• _What is required_
The word "JSON": in how many lines of the records does it appear? Reply with the number alone.

#### Exercise data ####

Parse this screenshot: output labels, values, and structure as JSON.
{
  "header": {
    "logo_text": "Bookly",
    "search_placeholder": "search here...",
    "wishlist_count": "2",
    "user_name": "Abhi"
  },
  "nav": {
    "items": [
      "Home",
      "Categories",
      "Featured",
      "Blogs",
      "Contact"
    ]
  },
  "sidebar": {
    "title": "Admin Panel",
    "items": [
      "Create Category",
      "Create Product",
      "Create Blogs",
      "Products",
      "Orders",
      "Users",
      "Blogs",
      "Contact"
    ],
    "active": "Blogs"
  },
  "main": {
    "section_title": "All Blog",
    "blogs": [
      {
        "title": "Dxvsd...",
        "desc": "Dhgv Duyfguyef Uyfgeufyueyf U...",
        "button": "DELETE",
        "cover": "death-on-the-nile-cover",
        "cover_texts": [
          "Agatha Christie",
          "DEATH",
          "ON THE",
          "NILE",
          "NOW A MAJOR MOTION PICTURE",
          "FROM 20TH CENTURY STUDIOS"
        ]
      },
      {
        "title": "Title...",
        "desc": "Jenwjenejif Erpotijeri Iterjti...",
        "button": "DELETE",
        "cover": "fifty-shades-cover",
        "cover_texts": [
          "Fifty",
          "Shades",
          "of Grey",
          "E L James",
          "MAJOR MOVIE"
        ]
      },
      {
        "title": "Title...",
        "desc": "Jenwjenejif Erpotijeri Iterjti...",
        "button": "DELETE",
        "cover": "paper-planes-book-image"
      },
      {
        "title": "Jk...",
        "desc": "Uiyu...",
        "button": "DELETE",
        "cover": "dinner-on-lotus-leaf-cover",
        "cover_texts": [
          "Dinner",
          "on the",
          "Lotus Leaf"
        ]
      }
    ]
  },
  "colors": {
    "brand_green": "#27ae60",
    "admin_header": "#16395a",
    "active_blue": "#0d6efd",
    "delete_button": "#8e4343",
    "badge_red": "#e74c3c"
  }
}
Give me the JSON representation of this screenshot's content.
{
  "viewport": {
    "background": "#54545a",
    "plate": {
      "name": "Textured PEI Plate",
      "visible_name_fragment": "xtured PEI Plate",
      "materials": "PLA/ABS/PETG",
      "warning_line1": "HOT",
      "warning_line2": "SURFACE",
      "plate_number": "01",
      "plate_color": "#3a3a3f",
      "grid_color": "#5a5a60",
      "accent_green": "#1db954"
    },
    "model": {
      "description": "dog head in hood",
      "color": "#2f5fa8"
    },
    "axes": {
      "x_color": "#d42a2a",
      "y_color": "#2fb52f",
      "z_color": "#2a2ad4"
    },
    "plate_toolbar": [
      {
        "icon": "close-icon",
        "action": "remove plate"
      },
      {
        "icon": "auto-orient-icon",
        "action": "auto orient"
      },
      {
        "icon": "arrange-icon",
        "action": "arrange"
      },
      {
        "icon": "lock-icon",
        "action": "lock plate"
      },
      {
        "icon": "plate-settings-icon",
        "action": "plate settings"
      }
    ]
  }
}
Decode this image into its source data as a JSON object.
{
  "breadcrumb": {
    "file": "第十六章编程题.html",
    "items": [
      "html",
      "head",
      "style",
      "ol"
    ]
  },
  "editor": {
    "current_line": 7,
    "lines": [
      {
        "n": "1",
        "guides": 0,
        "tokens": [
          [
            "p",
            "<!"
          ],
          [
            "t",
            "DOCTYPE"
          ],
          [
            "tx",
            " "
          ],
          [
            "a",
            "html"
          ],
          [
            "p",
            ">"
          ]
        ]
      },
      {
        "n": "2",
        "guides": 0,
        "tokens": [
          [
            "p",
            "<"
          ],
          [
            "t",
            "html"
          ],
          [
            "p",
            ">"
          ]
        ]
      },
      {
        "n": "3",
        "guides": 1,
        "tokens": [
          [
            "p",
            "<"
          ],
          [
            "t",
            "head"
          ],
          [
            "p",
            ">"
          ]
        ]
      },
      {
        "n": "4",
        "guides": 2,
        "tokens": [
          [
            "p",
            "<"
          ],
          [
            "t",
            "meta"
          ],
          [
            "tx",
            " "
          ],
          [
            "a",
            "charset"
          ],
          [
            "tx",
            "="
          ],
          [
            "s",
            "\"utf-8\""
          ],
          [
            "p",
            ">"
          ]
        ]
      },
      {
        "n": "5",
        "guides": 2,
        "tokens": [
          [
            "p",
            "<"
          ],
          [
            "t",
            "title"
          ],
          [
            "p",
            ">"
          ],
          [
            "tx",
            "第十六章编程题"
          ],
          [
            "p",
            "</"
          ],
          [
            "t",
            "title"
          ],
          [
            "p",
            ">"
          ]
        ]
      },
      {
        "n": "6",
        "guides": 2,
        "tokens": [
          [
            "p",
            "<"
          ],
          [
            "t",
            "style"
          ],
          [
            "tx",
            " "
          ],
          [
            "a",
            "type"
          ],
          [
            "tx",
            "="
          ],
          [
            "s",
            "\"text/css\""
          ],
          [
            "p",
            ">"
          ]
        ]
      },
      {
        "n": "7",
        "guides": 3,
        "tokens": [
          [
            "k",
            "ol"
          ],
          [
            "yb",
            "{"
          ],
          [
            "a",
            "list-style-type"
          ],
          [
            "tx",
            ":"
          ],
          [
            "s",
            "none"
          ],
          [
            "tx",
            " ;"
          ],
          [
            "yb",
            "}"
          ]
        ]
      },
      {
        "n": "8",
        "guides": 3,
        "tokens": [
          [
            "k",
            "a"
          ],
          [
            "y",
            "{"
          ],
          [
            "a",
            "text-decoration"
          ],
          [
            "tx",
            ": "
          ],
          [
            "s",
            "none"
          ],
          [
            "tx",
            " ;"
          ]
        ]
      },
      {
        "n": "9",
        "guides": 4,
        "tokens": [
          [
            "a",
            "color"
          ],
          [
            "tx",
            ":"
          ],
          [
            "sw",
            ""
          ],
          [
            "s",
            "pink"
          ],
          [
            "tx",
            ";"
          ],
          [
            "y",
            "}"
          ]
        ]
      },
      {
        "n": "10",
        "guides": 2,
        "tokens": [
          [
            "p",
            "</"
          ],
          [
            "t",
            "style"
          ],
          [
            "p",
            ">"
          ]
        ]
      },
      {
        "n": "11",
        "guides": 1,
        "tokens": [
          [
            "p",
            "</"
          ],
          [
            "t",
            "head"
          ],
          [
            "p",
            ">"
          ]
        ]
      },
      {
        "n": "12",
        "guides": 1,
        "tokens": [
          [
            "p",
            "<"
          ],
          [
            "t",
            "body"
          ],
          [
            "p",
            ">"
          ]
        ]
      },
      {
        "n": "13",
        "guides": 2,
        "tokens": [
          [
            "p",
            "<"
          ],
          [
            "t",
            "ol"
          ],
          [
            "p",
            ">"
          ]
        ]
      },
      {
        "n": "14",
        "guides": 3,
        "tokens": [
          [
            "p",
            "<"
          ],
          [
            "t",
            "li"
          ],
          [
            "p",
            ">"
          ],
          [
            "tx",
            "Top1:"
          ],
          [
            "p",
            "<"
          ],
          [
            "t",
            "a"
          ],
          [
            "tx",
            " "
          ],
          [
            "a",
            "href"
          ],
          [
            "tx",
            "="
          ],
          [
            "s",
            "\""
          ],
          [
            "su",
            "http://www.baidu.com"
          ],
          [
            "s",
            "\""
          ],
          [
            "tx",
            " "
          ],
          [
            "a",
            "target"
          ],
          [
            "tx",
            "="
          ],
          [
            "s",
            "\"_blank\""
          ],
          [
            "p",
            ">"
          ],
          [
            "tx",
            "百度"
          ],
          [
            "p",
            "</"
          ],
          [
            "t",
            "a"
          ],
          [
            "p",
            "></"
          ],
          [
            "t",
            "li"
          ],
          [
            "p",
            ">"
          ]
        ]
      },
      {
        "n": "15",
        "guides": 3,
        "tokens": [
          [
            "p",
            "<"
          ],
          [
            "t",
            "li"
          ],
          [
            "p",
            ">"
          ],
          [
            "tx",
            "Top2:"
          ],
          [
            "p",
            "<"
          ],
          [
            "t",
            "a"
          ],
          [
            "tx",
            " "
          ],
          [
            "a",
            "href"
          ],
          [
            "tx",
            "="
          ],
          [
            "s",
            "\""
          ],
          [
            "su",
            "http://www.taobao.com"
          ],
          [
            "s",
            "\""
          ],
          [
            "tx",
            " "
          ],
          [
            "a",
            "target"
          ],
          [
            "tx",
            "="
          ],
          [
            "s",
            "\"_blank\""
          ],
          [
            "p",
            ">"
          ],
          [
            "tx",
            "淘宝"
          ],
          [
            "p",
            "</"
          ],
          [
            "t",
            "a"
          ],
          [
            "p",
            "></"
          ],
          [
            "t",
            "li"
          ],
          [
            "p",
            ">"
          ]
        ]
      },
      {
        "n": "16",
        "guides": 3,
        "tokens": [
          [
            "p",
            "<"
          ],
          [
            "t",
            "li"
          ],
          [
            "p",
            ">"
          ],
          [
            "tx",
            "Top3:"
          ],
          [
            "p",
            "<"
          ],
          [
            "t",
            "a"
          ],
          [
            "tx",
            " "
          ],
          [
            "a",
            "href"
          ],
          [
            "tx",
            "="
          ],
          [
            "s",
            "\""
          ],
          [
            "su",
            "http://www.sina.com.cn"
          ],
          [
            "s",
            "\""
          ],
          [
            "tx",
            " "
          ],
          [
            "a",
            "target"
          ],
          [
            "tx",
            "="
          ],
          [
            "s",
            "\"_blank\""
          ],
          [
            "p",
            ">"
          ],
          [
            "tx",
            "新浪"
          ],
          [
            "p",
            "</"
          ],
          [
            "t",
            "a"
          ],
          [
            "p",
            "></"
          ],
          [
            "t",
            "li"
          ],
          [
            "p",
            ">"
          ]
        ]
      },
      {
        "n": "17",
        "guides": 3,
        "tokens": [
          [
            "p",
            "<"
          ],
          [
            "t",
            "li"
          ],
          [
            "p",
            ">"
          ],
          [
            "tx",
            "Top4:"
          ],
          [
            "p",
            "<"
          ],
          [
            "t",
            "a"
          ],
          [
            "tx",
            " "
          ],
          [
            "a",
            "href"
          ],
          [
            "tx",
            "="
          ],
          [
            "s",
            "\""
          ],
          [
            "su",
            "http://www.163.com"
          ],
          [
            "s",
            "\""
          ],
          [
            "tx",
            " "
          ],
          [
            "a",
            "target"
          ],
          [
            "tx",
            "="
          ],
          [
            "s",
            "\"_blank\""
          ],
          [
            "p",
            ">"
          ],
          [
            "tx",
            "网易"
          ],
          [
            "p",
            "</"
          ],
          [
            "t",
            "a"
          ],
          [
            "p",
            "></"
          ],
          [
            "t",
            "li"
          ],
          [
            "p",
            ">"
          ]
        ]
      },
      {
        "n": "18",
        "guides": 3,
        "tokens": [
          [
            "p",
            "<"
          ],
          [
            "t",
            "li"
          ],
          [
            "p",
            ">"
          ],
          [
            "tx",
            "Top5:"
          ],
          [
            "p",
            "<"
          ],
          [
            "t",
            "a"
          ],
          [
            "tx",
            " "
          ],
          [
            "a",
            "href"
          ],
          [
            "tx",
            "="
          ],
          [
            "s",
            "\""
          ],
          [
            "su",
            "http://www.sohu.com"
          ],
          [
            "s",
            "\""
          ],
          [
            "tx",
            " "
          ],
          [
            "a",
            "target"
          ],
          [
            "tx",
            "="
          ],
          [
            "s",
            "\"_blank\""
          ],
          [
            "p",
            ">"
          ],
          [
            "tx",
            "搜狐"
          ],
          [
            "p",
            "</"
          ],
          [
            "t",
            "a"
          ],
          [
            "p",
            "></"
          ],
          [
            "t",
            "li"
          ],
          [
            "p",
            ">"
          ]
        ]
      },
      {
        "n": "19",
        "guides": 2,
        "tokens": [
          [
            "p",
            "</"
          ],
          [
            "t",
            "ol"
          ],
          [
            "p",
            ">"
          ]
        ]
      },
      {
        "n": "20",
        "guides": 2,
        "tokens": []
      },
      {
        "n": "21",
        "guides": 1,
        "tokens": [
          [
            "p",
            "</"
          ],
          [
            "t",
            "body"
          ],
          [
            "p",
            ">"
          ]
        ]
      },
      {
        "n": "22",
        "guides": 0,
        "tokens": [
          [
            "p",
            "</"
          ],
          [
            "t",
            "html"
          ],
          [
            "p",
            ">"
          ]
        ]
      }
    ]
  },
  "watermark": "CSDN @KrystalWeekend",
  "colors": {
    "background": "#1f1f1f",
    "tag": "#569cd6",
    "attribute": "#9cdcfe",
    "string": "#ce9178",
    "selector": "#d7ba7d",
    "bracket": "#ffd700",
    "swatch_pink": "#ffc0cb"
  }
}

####

• _Result of the task_
3